(Data about app and page elements)
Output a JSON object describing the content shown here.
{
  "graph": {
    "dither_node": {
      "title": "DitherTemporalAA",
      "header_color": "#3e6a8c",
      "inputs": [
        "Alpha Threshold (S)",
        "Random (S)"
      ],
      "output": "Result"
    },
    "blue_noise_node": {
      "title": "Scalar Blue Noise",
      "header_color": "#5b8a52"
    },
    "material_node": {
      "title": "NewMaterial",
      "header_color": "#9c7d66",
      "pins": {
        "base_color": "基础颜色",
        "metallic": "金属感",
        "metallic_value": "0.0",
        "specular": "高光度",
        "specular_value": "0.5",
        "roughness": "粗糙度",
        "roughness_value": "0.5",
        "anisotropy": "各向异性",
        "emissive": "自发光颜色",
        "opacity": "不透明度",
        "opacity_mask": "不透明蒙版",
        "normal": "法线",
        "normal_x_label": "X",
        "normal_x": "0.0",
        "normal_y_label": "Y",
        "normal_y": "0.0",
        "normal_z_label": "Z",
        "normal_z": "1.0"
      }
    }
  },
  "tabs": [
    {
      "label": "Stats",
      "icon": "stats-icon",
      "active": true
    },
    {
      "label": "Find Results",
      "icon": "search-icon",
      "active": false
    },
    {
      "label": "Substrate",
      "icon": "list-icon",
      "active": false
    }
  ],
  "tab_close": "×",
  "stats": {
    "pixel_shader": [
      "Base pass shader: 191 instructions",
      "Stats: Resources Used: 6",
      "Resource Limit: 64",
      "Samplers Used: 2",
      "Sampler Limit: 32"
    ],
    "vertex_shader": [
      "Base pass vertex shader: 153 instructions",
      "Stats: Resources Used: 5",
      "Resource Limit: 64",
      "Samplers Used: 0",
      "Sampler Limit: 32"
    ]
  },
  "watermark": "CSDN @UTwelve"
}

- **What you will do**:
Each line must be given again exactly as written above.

- **Exercise result**:
Output a JSON object describing the content shown here.
{
  "graph": {
    "dither_node": {
      "title": "DitherTemporalAA",
      "header_color": "#3e6a8c",
      "inputs": [
        "Alpha Threshold (S)",
        "Random (S)"
      ],
      "output": "Result"
    },
    "blue_noise_node": {
      "title": "Scalar Blue Noise",
      "header_color": "#5b8a52"
    },
    "material_node": {
      "title": "NewMaterial",
      "header_color": "#9c7d66",
      "pins": {
        "base_color": "基础颜色",
        "metallic": "金属感",
        "metallic_value": "0.0",
        "specular": "高光度",
        "specular_value": "0.5",
        "roughness": "粗糙度",
        "roughness_value": "0.5",
        "anisotropy": "各向异性",
        "emissive": "自发光颜色",
        "opacity": "不透明度",
        "opacity_mask": "不透明蒙版",
        "normal": "法线",
        "normal_x_label": "X",
        "normal_x": "0.0",
        "normal_y_label": "Y",
        "normal_y": "0.0",
        "normal_z_label": "Z",
        "normal_z": "1.0"
      }
    }
  },
  "tabs": [
    {
      "label": "Stats",
      "icon": "stats-icon",
      "active": true
    },
    {
      "label": "Find Results",
      "icon": "search-icon",
      "active": false
    },
    {
      "label": "Substrate",
      "icon": "list-icon",
      "active": false
    }
  ],
  "tab_close": "×",
  "stats": {
    "pixel_shader": [
      "Base pass shader: 191 instructions",
      "Stats: Resources Used: 6",
      "Resource Limit: 64",
      "Samplers Used: 2",
      "Sampler Limit: 32"
    ],
    "vertex_shader": [
      "Base pass vertex shader: 153 instructions",
      "Stats: Resources Used: 5",
      "Resource Limit: 64",
      "Samplers Used: 0",
      "Sampler Limit: 32"
    ]
  },
  "watermark": "CSDN @UTwelve"
}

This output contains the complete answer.